= Beginning of Section =

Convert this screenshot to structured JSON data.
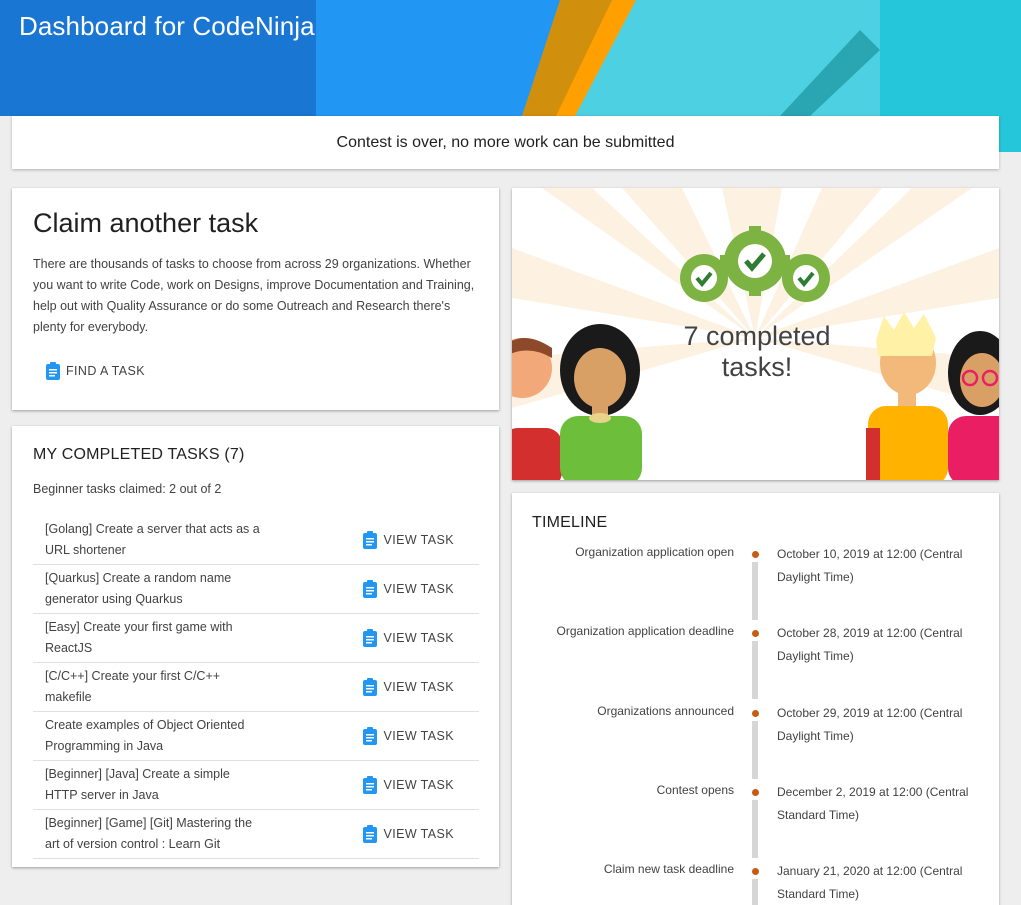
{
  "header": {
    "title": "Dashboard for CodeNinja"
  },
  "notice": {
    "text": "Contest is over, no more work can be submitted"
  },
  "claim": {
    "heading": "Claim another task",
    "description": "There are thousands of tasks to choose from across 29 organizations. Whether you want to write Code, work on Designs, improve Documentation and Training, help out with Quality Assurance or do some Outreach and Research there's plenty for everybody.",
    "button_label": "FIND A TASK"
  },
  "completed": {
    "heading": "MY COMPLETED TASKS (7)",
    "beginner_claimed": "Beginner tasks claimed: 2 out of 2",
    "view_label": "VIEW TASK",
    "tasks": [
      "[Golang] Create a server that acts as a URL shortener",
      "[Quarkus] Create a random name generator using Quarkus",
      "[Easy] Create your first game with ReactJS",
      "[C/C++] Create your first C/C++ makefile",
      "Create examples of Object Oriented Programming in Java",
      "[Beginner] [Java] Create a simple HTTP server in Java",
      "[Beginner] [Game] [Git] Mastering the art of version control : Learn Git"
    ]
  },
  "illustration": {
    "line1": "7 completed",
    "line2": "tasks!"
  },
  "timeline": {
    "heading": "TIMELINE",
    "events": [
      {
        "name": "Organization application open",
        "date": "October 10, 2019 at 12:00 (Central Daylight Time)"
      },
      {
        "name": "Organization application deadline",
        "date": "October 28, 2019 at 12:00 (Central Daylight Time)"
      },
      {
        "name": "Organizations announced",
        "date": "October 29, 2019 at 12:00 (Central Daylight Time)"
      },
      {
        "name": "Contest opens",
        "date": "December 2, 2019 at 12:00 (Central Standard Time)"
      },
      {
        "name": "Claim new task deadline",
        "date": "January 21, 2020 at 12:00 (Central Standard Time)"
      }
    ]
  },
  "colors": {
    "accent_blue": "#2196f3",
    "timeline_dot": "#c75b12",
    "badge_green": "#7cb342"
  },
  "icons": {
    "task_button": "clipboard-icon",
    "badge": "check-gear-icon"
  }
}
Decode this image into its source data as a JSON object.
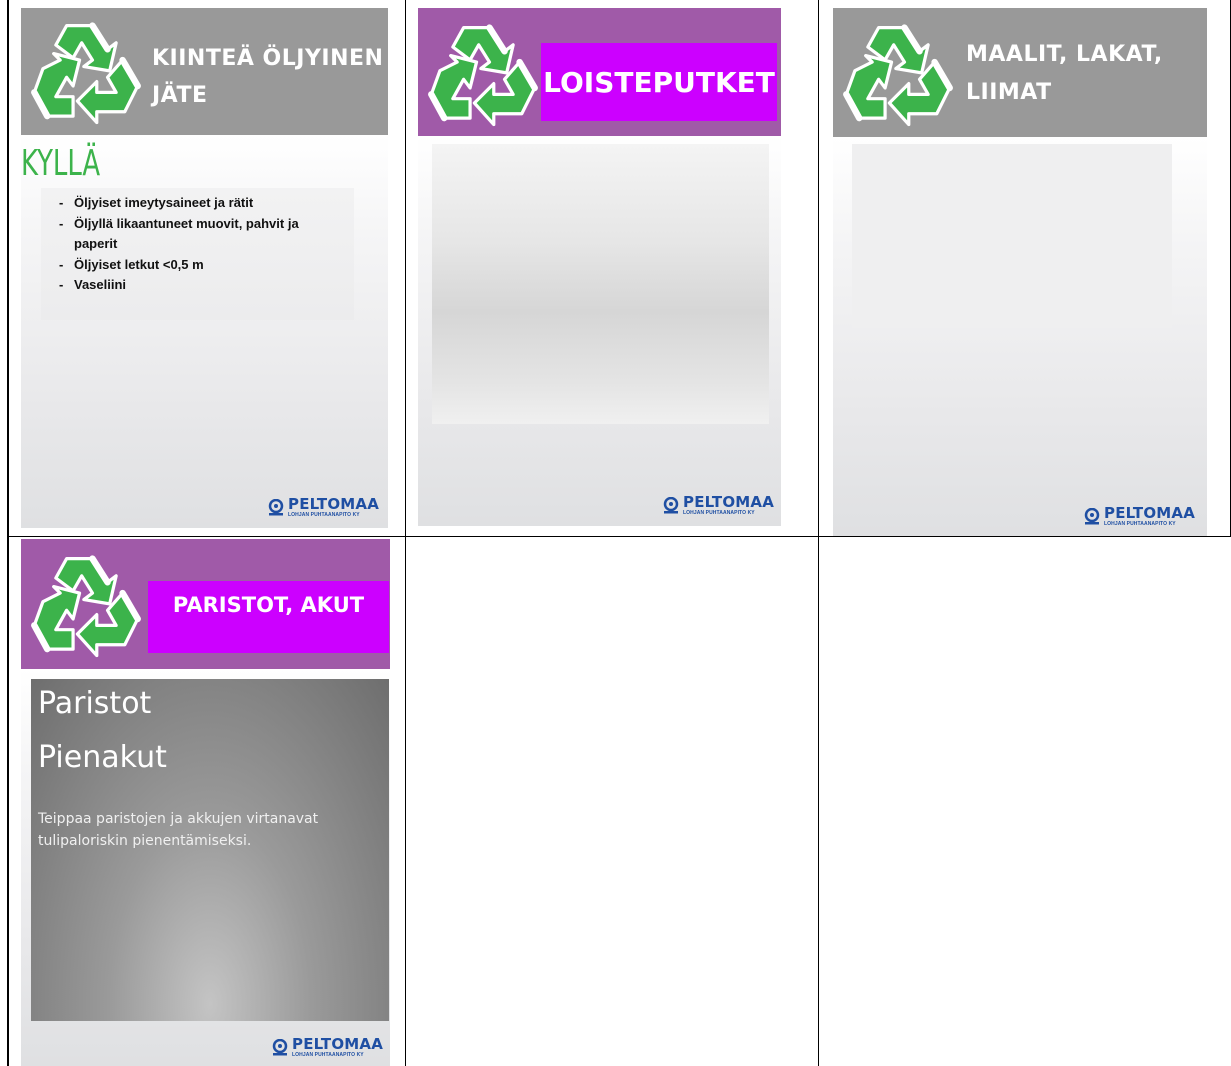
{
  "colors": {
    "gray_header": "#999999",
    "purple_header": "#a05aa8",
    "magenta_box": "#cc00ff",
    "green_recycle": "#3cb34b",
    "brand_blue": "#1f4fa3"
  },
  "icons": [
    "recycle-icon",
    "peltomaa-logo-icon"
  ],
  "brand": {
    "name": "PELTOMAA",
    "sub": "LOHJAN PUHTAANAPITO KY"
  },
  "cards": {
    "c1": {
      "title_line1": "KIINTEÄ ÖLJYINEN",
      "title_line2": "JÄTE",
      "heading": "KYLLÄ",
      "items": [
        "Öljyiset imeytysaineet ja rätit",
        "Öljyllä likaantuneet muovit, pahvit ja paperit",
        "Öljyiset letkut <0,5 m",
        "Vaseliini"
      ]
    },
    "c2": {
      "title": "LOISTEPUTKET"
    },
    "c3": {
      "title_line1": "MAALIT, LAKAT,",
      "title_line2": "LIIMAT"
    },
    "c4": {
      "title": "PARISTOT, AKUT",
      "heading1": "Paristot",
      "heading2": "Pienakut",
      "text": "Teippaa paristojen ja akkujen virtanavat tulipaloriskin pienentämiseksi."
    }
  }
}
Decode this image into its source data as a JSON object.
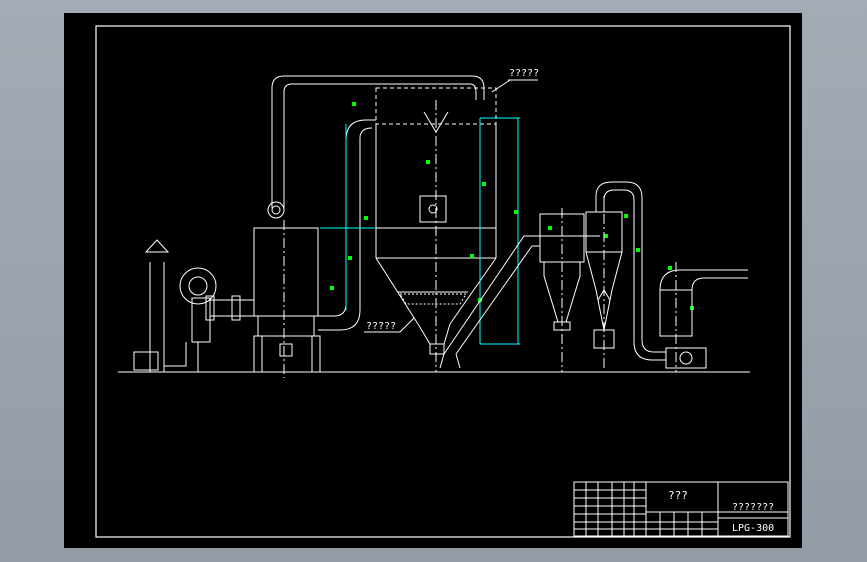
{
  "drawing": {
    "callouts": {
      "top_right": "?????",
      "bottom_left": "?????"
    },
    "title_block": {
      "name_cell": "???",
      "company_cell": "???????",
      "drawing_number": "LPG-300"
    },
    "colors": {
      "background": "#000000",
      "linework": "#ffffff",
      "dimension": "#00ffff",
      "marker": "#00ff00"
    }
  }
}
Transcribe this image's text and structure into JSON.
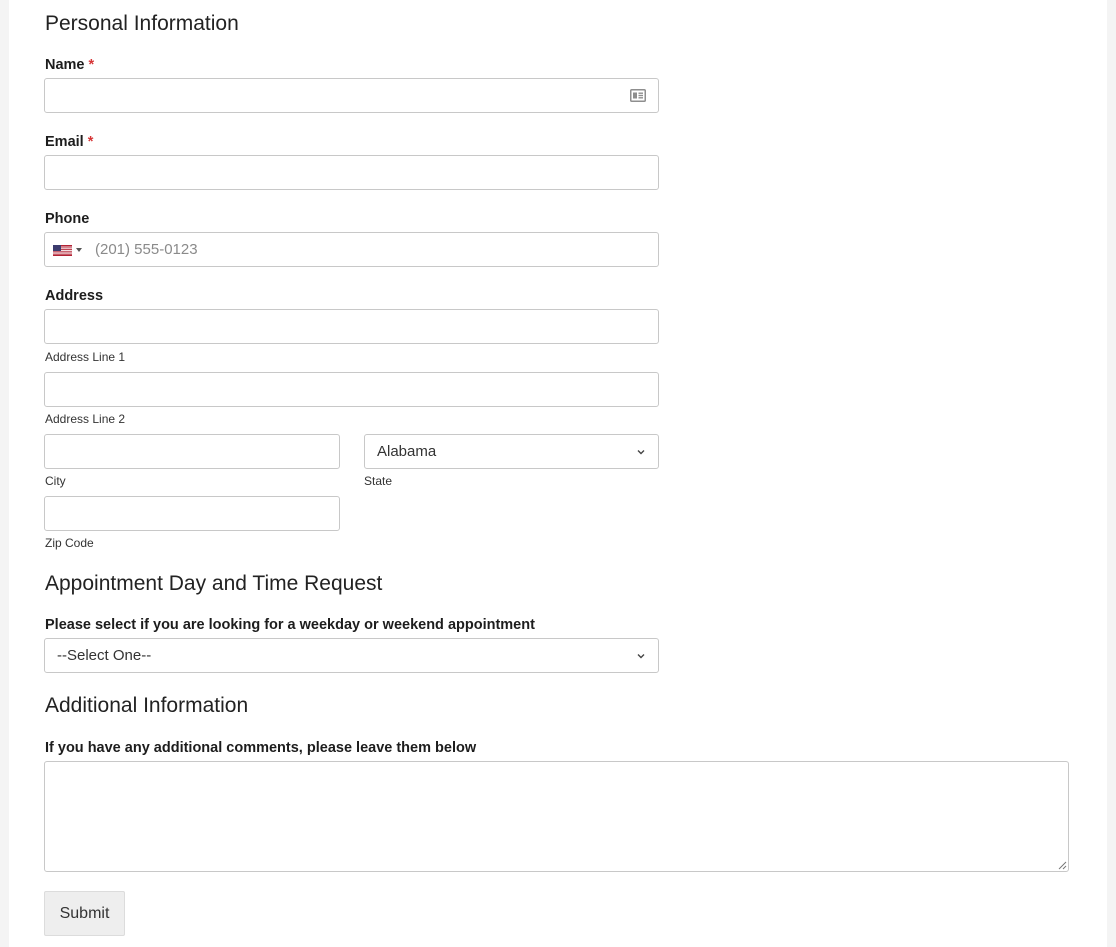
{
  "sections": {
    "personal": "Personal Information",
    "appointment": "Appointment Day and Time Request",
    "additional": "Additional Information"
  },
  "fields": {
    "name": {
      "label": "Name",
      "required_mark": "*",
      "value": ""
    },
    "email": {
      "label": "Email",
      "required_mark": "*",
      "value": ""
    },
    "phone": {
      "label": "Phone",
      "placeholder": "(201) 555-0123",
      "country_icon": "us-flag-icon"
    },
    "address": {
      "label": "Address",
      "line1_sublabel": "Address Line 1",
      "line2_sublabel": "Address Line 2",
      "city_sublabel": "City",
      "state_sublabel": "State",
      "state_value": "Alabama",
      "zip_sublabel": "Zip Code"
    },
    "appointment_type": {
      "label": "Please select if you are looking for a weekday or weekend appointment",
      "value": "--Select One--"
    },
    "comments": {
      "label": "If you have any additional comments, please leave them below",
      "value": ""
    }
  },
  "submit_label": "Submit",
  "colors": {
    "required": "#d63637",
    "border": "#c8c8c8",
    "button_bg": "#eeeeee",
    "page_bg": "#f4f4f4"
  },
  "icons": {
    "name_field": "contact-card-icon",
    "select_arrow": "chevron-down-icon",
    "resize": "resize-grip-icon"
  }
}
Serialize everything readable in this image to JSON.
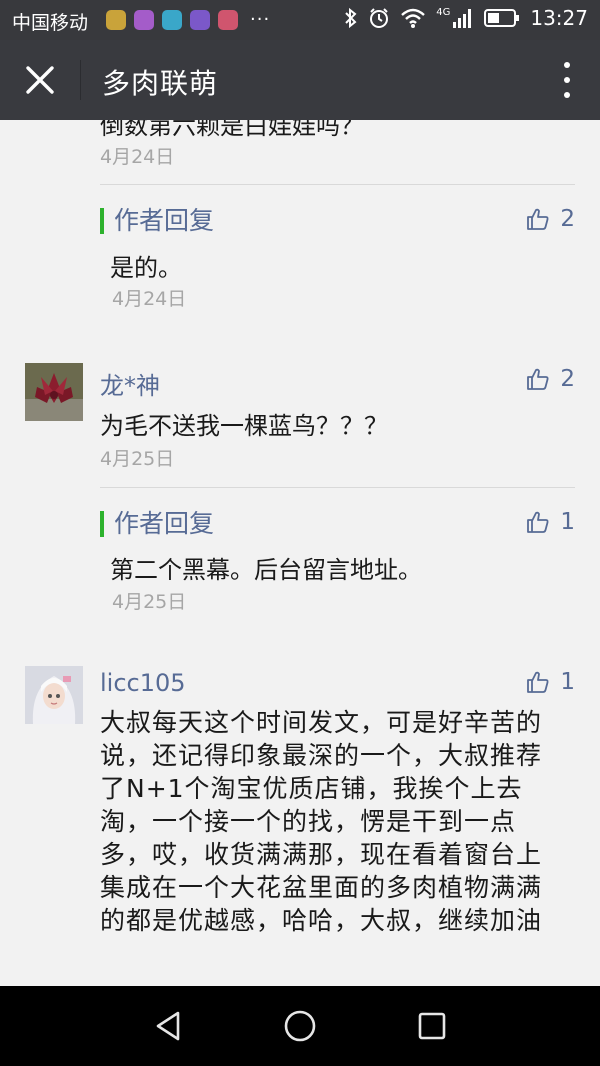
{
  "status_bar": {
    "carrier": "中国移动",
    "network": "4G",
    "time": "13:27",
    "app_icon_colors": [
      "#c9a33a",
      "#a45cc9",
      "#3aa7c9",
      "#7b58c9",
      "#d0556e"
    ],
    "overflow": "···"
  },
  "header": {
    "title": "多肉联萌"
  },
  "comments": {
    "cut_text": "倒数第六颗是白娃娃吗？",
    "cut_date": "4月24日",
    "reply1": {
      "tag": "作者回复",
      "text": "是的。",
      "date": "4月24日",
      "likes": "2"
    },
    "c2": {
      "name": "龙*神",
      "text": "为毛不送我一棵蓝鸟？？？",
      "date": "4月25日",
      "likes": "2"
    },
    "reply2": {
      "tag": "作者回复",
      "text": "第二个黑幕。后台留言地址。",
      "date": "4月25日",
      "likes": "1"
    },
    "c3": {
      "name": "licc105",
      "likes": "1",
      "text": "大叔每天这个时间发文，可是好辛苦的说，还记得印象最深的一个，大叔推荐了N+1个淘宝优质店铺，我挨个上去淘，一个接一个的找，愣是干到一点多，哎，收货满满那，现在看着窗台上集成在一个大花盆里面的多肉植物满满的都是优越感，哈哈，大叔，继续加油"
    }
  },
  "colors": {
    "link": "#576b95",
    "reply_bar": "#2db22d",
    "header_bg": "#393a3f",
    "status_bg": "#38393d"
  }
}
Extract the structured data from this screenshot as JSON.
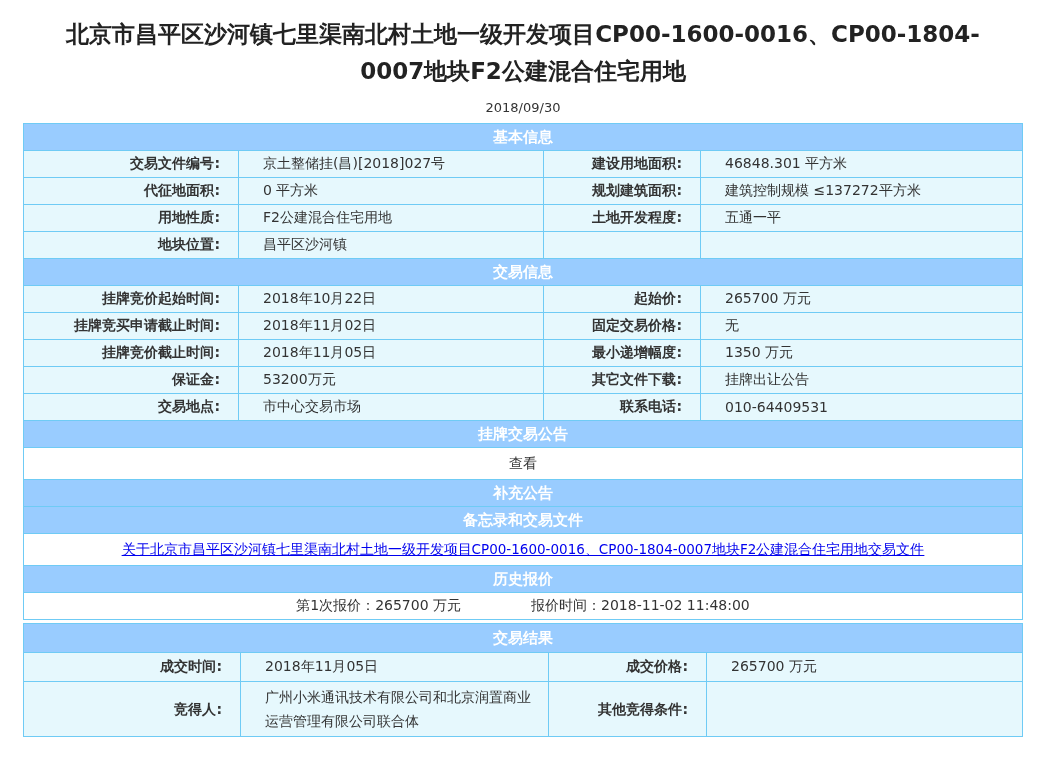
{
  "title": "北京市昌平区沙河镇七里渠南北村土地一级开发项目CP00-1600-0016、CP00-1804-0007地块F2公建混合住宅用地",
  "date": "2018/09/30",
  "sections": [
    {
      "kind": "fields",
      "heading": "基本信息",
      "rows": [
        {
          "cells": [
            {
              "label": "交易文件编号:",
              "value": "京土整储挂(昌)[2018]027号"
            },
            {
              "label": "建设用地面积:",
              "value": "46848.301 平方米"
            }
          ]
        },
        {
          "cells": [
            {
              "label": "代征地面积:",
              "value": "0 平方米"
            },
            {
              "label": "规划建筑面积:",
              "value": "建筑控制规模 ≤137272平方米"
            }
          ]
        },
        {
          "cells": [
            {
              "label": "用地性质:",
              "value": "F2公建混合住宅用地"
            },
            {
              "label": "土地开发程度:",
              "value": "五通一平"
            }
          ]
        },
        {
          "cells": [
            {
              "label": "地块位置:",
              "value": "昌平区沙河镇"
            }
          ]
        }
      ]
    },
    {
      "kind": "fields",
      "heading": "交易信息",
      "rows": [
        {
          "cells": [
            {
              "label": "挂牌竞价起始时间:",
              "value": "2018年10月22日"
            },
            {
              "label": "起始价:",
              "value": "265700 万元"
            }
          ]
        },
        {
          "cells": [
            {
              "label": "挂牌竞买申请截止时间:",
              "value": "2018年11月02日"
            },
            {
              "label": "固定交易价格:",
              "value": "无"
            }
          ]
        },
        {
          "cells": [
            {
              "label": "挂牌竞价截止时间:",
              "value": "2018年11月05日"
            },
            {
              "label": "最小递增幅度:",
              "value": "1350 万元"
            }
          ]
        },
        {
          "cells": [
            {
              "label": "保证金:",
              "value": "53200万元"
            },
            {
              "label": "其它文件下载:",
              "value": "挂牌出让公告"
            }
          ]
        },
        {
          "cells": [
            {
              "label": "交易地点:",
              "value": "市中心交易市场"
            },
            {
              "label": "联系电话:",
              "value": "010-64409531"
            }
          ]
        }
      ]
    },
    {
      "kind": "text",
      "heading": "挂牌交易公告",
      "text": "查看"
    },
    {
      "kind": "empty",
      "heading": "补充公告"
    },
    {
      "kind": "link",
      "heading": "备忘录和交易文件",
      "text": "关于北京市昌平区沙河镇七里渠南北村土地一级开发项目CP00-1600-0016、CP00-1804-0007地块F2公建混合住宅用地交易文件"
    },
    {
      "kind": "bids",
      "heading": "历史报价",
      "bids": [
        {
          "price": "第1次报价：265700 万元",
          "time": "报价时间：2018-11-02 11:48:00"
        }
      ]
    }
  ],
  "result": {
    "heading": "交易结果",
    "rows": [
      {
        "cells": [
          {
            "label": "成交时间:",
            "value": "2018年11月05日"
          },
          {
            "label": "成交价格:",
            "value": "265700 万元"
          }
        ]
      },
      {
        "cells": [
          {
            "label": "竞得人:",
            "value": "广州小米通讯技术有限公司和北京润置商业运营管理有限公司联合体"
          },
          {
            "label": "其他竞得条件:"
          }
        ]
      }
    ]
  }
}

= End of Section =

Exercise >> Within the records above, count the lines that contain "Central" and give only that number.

Written answer >> 5